To ensure that your event runs smoothly, you need to make sure you invite the right people and that they have all the information and support they need.
Events such as conferences will often have a mix of speakers, presenters and performers.
Choose speakers carefully to ensure the programme flows well. In many cases, you will want to consider the mix and balance of speakers, for equality, diversity and inclusion, as well as topic of discussion.
If an event is being designed around a keynote speaker or the availability of a minister, agree the date with them from the outset. Where a minister has been invited to speak, always have a back-up speaker ready in case they need to pull out at the last minute.
Select speakers for their experience in the chosen area and also for their ability to give a professional performance. They should be familiar with audiovisual equipment, including PowerPoint, Prezi or other presentation packages, and should be told what other speakers will be talking about.
Contact potential speakers by telephone, and send follow-up information outlining the topic you would like them to speak on by email or in writing.
Once speakers have confirmed, you should send them a speaker’s requirements form to fill in to understand what they will need on the day.
Keynote speakers may need to be handled sensitively, with a personal approach by senior staff, such as a programme or centre director.
Supporting speakers on the day
In general, individual speakers should be given no more than 45 minutes, with a 10 to 15-minute question and answer session built in at the end.
Alternatively, two or three speakers talking on a similar topic could be invited to give shorter 25 to 30 minute presentations one after each other, with a longer question and answer panel taking place at the end. This format is popular when questions are likely to be directed at more than one speaker.
Also consider whether you want speakers to use their own presentation templates or you would like them to use one specifically for the event. You might also want them to use your own template. If your project has Economic and Social Research Council (ESRC) funding, you should include ESRC branding and follow the guidance on acknowledging the funder.
Keep in regular contact with your speakers. Make sure you run through the final programme with them and give them a copy of the guest list for the day.
A chair is essential to ensure the event flows well on the day and that the programme keeps to time. The chair will often ask the first question after each presentation.
You should provide the chair with a written brief about the event including:
- the time and place of the event

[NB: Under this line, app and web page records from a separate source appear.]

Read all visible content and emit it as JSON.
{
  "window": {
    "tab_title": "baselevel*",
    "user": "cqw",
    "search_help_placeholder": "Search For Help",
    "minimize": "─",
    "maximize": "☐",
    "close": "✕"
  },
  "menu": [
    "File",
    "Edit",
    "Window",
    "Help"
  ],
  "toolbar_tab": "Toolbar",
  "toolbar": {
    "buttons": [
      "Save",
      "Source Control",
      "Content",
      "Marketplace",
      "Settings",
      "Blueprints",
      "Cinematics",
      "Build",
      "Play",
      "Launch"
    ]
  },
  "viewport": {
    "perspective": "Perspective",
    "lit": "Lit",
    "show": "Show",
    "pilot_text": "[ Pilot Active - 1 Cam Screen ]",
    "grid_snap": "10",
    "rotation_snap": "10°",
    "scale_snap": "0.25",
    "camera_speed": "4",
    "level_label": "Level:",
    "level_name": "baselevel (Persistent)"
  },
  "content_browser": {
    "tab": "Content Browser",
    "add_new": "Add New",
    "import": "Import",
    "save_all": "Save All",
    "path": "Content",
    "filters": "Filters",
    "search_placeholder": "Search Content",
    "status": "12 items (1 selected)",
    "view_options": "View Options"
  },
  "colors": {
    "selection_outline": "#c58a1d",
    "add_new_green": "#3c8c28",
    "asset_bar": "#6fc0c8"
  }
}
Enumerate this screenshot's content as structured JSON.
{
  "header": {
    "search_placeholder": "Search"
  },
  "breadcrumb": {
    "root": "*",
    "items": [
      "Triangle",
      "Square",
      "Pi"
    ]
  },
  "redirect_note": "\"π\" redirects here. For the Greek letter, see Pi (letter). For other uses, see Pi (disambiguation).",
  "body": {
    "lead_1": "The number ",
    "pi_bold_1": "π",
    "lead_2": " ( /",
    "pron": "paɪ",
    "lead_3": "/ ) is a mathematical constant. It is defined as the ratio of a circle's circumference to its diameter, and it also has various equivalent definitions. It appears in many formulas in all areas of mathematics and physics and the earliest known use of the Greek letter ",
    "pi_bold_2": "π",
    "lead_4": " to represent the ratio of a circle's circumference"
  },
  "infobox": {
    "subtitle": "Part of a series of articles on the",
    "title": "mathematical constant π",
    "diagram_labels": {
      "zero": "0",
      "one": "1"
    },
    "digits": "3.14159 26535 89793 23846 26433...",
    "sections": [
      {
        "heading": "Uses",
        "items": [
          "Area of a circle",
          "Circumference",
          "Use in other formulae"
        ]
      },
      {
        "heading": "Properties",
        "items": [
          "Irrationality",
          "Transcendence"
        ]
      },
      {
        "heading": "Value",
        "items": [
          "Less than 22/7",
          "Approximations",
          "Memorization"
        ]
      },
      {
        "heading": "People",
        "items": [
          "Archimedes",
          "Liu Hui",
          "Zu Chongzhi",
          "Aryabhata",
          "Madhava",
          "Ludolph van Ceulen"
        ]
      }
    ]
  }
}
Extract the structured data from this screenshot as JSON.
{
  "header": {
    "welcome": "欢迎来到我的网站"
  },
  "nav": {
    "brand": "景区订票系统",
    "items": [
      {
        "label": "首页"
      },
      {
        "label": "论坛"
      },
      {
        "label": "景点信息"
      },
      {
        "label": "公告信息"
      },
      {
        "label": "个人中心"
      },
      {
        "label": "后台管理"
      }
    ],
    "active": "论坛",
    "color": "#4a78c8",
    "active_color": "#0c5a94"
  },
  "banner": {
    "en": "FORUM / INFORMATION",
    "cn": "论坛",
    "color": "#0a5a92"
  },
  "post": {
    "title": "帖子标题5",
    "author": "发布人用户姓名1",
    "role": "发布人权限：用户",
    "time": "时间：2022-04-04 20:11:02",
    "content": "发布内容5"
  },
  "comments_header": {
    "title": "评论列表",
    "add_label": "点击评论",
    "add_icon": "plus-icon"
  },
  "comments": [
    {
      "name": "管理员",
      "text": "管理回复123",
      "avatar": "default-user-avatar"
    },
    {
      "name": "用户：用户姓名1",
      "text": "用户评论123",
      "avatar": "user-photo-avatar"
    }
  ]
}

- the purpose of the event – what it is aiming to achieve
- biographical details about each of the speakers and bullet point information about their talks
- a list of the delegates attending so that they know how to pitch their remarks
- a copy of the event timetable
- potential questions for the chair to ask after each presentation
- general housekeeping information to remind the audience about, such as turning off mobile phones, explaining where the fire exits and toilets are, reminding speakers to keep to time and asking delegates to fill in an evaluation form at the end of the day
- contact information of the conference organiser and others in case of emergencies.
Keep in regular contact with your chair. Make sure you run through the final programme with them.
Your delegates are your target audience who you want to attend the event. You should recruit them in advance and provide them with all the information they need before the event.
However small your event, you will need to keep proper records of the guest list and who will be attending.
Develop a database in Excel, Access or Word format so that your list can be easily manipulated and used for name badges and mail merged documents. You should:
- develop a list containing groups of people you wish to invite, for example, categorised by their subject area or by their profession
- send out more invitations than spaces, for example, you may send around 2,000 invitations if you want 250 people to attend. Rather than sending them all at once, prioritise who you want to involve and send out invitations in waves. Those lower on the list need only be asked if the priority delegates cannot attend
- monitor replies that come in and chase up people who do not respond. This is very time-consuming and you should ensure you have enough staff resource available
- use your database to create a final list of delegates for the delegates’ packs and name badges.
Supporting delegates on the day
On the day you should:
- supply delegate packs and name badges when they arrive
- if you have asked delegates to book speeches or workshop sessions in advance, pin up an alphabetical list to notice boards and provide one within delegate packs to remind them what they’ve signed up for
- accommodate accessibility needs, such as providing large print delegate packs on request, with clear signposting
- keep a registration desk open throughout the event to accommodate any late arrivals.
Consider if you want to attract any media to the event and which would be most appropriate, for example:
- national TV, press and radio
- specialist or regional press.
Once you have decided, you should inform special correspondents or journalists who have an interest in your event theme or topic. If the event is particularly newsworthy, alert the forward planning desks of the national media.
If you think that stories from the event may work better as a feature rather than a news item, you should also try newspaper features editors or specialist TV and radio programmes.
Details should be sent to media contacts well in advance including:
- a copy of the programme
- speakers’ biographies
- an explanation of what the key speakers will be talking about, including what makes this newsworthy
- a copy of the delegates’ pack
- contact details for more information.